While the world still reels from the tragic death of Robin Williams, some remember him for his philanthropy as well as for his comedy. Williams had a heart as big as his talent and made a huge difference in the lives of those who were helped by his generosity.
Back in 1986, Williams — along with pals Billy Crystal and Whoopi Goldberg — were the original hosts of Comic Relief. The show appeared on HBO, ensuring that the 47 comedians who participated would not be censored. All of the proceeds from the show, which aired yearly for 12 years, went to create programs for the homeless and those in need. More than $50 million was raised over those years, creating a movement and becoming the “honorary charity of the comedy community.”
Robin’s caring for the homeless spilled over into his “other job” of movies, TV and appearances. A little-known detail which appeared in his rider made sure of that.
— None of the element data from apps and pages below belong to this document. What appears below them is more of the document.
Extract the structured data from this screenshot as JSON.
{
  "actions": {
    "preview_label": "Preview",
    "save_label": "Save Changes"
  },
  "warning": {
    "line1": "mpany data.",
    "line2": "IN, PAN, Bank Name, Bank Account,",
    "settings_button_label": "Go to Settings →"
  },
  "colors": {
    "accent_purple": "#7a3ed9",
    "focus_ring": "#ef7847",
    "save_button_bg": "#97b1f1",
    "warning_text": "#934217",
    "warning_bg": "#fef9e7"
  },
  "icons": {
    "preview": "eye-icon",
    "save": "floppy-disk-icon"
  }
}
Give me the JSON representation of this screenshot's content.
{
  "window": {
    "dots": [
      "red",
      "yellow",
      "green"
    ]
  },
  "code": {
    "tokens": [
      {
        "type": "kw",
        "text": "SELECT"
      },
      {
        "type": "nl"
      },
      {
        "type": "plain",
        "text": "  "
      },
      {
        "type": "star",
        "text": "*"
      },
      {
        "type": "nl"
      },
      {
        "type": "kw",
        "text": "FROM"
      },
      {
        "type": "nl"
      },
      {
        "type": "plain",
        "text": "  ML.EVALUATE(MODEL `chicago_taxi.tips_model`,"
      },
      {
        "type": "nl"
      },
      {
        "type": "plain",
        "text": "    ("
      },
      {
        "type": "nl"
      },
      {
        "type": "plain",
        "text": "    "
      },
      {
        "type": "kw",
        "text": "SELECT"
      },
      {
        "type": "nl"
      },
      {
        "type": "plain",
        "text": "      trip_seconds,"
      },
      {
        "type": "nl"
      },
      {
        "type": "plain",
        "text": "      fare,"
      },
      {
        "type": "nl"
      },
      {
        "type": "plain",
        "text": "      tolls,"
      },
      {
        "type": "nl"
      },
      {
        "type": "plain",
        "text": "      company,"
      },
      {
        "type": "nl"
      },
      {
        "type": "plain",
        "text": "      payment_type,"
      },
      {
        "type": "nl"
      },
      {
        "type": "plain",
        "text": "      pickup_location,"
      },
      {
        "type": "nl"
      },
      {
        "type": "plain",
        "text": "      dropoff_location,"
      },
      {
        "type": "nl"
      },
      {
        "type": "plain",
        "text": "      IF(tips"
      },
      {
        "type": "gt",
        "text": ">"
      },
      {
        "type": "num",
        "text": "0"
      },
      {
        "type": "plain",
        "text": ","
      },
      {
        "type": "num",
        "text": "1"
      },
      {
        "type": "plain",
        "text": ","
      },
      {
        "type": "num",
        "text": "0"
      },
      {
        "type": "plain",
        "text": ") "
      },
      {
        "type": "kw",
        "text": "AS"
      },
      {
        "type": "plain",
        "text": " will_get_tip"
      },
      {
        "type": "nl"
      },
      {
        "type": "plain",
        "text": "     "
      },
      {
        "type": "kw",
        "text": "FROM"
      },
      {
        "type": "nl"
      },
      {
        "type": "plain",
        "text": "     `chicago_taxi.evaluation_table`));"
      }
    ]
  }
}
For those who don’t know, a rider is a part of a performer’s contract, detailing requirements and personal needs. You may remember the story about Van Halen requiring a bowl of M & Ms in their dressing room, with all of the brown ones removed. This wasn’t because they were really that picky, but to ensure that the rider had actually been read by the promoter. The logic being that if a detail like that were correct, they could be sure that the important things would be taken care of.
Robin Williams had a rider, too. And, according to blogger Brian Lord, one section of it was beautifully altruistic. Lord writes:
“When I got Robin Williams’ rider, I was very surprised by what I found. He actually had a requirement that for every single event or film he did, the company hiring him also had to hire a certain number of homeless people and put them to work. I never watched a Robin Williams movie the same way after that.”
Lord goes on to express the hope that the practice was being continued by production companies and event planners. Because it’s not just about giving some homeless people a temporary job, it’s about empowering them. To give them pride in themselves again by earning their own income.
So, not only did Robin Williams help those in need with his own money and time, but he used his power to make sure that the companies for which he worked would see how important it was to give the homeless an opportunity and some self-respect. Thanks, Robin.